3,000 forint - St. Stephen’s Hall

Image of 3000 forint coin - St. Stephen’s Hall | Hungary 2022.  The Nordic gold (CuZnAl) coin is of proof-like quality.
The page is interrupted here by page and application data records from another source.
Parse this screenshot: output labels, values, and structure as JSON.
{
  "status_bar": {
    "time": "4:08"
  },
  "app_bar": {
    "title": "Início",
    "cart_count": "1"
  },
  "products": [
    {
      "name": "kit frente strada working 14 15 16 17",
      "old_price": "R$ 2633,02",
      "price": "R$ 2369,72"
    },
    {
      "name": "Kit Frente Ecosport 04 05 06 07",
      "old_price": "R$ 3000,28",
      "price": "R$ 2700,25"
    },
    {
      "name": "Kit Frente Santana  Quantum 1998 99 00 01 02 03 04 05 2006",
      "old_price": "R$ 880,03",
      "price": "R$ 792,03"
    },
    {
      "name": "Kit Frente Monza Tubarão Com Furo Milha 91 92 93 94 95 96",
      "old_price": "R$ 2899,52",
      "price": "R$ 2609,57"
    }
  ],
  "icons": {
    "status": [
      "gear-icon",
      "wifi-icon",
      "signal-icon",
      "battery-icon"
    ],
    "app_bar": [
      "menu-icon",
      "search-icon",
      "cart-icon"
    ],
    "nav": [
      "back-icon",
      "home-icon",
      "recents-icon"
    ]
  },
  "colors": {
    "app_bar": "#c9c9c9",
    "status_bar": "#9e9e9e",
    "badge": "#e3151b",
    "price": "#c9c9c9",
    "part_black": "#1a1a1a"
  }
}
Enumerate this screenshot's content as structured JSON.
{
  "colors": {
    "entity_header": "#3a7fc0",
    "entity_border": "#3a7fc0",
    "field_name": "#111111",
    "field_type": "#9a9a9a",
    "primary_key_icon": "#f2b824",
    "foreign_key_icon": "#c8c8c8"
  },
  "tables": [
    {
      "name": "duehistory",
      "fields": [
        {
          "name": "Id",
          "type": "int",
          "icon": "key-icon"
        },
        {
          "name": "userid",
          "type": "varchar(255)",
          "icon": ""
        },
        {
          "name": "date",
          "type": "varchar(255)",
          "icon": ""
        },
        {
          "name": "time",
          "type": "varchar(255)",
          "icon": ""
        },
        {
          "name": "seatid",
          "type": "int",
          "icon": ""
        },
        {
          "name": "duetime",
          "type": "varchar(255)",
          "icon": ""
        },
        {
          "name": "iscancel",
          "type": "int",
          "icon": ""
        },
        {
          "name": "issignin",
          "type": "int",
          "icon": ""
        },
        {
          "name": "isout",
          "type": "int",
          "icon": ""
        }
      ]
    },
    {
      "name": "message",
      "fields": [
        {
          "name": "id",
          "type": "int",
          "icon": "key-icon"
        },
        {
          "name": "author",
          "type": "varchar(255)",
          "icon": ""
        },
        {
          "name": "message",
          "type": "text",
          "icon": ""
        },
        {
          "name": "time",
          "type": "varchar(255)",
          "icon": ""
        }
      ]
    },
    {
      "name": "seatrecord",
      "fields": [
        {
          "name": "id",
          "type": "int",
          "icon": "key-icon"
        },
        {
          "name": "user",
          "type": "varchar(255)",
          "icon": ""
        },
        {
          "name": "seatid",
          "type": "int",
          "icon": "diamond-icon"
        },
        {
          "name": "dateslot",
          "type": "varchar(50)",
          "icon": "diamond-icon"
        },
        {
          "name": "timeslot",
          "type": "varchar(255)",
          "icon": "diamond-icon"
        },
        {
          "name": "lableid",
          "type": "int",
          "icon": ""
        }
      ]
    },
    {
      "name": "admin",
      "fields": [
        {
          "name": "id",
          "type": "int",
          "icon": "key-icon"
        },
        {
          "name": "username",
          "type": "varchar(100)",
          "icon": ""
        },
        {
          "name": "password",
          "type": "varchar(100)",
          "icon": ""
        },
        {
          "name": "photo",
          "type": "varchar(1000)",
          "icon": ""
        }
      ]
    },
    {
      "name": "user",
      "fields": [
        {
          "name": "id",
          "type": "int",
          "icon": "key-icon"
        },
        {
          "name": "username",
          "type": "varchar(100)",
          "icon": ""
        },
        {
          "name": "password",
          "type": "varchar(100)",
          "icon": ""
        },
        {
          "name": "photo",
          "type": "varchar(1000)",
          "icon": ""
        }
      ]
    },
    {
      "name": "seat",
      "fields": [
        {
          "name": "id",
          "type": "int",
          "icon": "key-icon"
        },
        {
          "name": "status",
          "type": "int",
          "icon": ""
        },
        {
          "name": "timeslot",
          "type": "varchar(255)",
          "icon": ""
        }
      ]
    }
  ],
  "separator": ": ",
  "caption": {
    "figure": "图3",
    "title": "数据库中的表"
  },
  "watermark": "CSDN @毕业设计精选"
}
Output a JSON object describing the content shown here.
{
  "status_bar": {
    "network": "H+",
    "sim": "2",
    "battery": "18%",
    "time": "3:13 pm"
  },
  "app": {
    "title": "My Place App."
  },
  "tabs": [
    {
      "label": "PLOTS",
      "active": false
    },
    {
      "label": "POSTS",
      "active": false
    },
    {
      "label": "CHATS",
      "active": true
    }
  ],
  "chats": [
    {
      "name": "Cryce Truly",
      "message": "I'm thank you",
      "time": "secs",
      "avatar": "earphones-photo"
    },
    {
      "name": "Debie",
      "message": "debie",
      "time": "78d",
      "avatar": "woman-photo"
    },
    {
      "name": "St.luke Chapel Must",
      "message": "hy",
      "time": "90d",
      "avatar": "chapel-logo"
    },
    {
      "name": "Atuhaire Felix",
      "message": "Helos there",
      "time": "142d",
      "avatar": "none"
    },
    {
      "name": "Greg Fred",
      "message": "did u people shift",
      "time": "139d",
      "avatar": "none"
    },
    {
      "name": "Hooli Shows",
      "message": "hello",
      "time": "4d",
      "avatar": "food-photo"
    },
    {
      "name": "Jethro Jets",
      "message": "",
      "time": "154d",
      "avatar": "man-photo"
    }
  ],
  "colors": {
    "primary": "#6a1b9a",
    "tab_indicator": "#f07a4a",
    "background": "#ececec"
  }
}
The Magyar Nemzeti Bank will issue a special, hexagonal non-ferrous metal collector coin named ‘Szent István-terem’ (St Stephen's Hall). The Bank will launch a new series of collector coins depicting the reconstructed representative hall and its outstanding details and showcasing the achievements of the National Hauszmann Programme. Uniquely among MNB issues, if fit together, the pieces of the series form a honeycomb structure. The non-ferrous metal collector coin of 3,000 forints, made from Nordic gold material was designed by applied artist Zoltán Endrődy. In 2019, the National Hauszmann Programme was launched with a view to restoring the Buda Castle District, Hungary's outstanding intellectual and cultural heritage, to its original appearance at the turn of the 19th and 20th centuries, as envisioned by architect Alajos Hauszmann. The St Stephen's Hall, an ornate historic room that was the pinnacle of Hungarian craftsmanship at the turn of the century, was rebuilt under the Programme. Vilmos Zsolnay's initiative was taken over by Alajos Hauszmann, the architect responsible for the extension of the Royal Palace, and he eventually created three historic halls in honour of great Hungarian monarchs. The St Stephen's Hall, built in neo-Romanesque and Hungarian Art Nouveau style, commemorates the Árpád dynasty, and was designed by some of the most renowned artists and craftsmen of the time. The specially crafted inlaid parquet and wood-panelled walls, unique curtains and furniture, and magnificent Zsolnay ceramics make the room a work of art in its own right. The hall also received international acclaim at the 1900 Paris Exposition. Completely destroyed in the World War II, hundreds of experts have worked in recent years to recreate the St Stephen's Hall in a modern and authentic reconstruction of the original. The finished hall was opened to the public on 20 August 2021. To mark the first anniversary of this special occasion, the Magyar Nemzeti Bank will issue a collector coin named ‘Szent István-terem’. The reconstruction is one of the highlights of the National Hauszmann Programme, and its presentation on a commemorative coin offers an excellent opportunity to raise awareness of the objectives of the renewal of the Buda Castle Quarter. The primary role of the St Stephen's Hall commemorative coin is therefore to raise awareness with no role in cash circulation. As part of the planned 7-piece series of collector coin series, designed to fit together, it is planned to produce collector coins of buildings renovated or rebuilt under the National Hauszmann Programme, as well as other sites in the castle, on an annual basis. The issuance marks the start of a unique series of MNB issuances, as when combined, the elements of the series form a honeycomb structure. The obverse of the collector coin, launching the series, features a circular tapestry of the redecorated hall, with the Patriarchal cross in the centre and other decorative elements of the tapestry around it. The compulsory design elements of legal tender are also placed on the obverse: breaking the decorative motif, in a semi-circular legend at the top, the lettering ‘MAGYARORSZÁG’ (Hungary), at the bottom the denomination ‘3000 FORINT’, on the left edge the mint year ‘2022’, and on the right edge the mint mark ‘BP.’. The reverse shows a section of the Zsolnay fireplace, the dominant feature of St Stephen's Hall, with a bust of St Stephen in the centre. The motif is represented by structured lines in the form of a plan at the edges, which are replaced by increasingly higher plasticity towards the centre, referring to the process of realisation of the plans. Below the central motif , the inscription ‘SZENT ISTVÁN-TEREM’ can be seen. Coin designer applied artist Zoltán Endrődy’s master mark is found at the bottom right hidden in the representation.